→ ACTION ITEM
Repeat every record below exactly, but leave out any pictures.

[Element data from apps and pages]
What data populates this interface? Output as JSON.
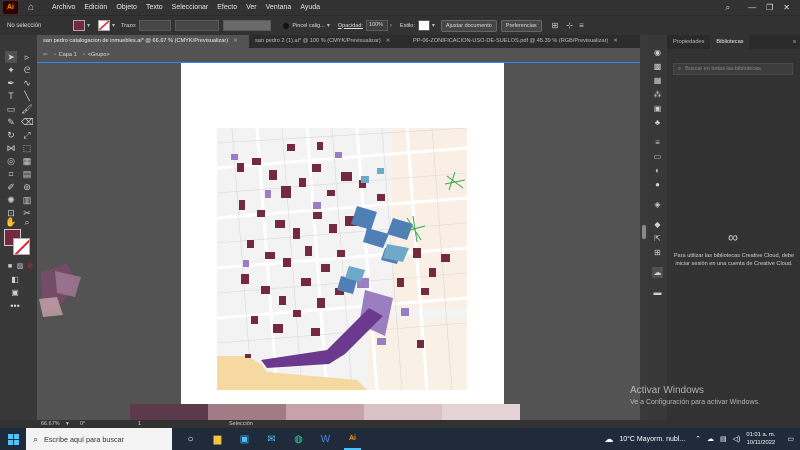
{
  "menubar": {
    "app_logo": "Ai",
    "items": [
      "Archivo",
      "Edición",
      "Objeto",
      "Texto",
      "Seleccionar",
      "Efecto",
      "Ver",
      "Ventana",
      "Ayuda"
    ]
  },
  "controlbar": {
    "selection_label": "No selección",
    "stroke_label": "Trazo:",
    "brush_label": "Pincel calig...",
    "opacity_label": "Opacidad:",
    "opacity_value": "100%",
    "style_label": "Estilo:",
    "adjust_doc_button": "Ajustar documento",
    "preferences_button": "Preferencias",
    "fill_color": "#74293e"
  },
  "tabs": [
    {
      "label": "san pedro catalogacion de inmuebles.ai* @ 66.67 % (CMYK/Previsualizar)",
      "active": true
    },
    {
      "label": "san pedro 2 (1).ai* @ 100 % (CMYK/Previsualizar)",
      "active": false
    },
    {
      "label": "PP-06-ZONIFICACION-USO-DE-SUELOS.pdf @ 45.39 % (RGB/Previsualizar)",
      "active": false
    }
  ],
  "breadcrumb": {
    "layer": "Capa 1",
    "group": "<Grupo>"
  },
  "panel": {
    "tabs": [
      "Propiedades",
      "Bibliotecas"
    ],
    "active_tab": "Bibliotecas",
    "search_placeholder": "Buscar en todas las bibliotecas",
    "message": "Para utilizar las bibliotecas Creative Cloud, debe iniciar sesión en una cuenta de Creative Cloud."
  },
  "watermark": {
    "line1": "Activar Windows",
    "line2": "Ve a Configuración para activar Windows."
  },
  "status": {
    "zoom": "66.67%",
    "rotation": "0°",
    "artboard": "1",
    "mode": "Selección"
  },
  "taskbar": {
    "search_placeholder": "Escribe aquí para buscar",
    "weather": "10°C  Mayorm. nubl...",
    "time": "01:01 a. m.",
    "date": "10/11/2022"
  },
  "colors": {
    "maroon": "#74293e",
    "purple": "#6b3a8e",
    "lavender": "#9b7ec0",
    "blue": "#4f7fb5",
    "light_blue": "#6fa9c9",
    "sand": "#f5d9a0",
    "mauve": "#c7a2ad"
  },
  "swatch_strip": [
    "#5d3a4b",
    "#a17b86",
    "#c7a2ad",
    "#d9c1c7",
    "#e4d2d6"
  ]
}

→ ANSWER FOR THE TASK
What data populates this interface? Output as JSON.
{
  "menubar": {
    "app_logo": "Ai",
    "items": [
      "Archivo",
      "Edición",
      "Objeto",
      "Texto",
      "Seleccionar",
      "Efecto",
      "Ver",
      "Ventana",
      "Ayuda"
    ]
  },
  "controlbar": {
    "selection_label": "No selección",
    "stroke_label": "Trazo:",
    "brush_label": "Pincel calig...",
    "opacity_label": "Opacidad:",
    "opacity_value": "100%",
    "style_label": "Estilo:",
    "adjust_doc_button": "Ajustar documento",
    "preferences_button": "Preferencias",
    "fill_color": "#74293e"
  },
  "tabs": [
    {
      "label": "san pedro catalogacion de inmuebles.ai* @ 66.67 % (CMYK/Previsualizar)",
      "active": true
    },
    {
      "label": "san pedro 2 (1).ai* @ 100 % (CMYK/Previsualizar)",
      "active": false
    },
    {
      "label": "PP-06-ZONIFICACION-USO-DE-SUELOS.pdf @ 45.39 % (RGB/Previsualizar)",
      "active": false
    }
  ],
  "breadcrumb": {
    "layer": "Capa 1",
    "group": "<Grupo>"
  },
  "panel": {
    "tabs": [
      "Propiedades",
      "Bibliotecas"
    ],
    "active_tab": "Bibliotecas",
    "search_placeholder": "Buscar en todas las bibliotecas",
    "message": "Para utilizar las bibliotecas Creative Cloud, debe iniciar sesión en una cuenta de Creative Cloud."
  },
  "watermark": {
    "line1": "Activar Windows",
    "line2": "Ve a Configuración para activar Windows."
  },
  "status": {
    "zoom": "66.67%",
    "rotation": "0°",
    "artboard": "1",
    "mode": "Selección"
  },
  "taskbar": {
    "search_placeholder": "Escribe aquí para buscar",
    "weather": "10°C  Mayorm. nubl...",
    "time": "01:01 a. m.",
    "date": "10/11/2022"
  },
  "colors": {
    "maroon": "#74293e",
    "purple": "#6b3a8e",
    "lavender": "#9b7ec0",
    "blue": "#4f7fb5",
    "light_blue": "#6fa9c9",
    "sand": "#f5d9a0",
    "mauve": "#c7a2ad"
  },
  "swatch_strip": [
    "#5d3a4b",
    "#a17b86",
    "#c7a2ad",
    "#d9c1c7",
    "#e4d2d6"
  ]
}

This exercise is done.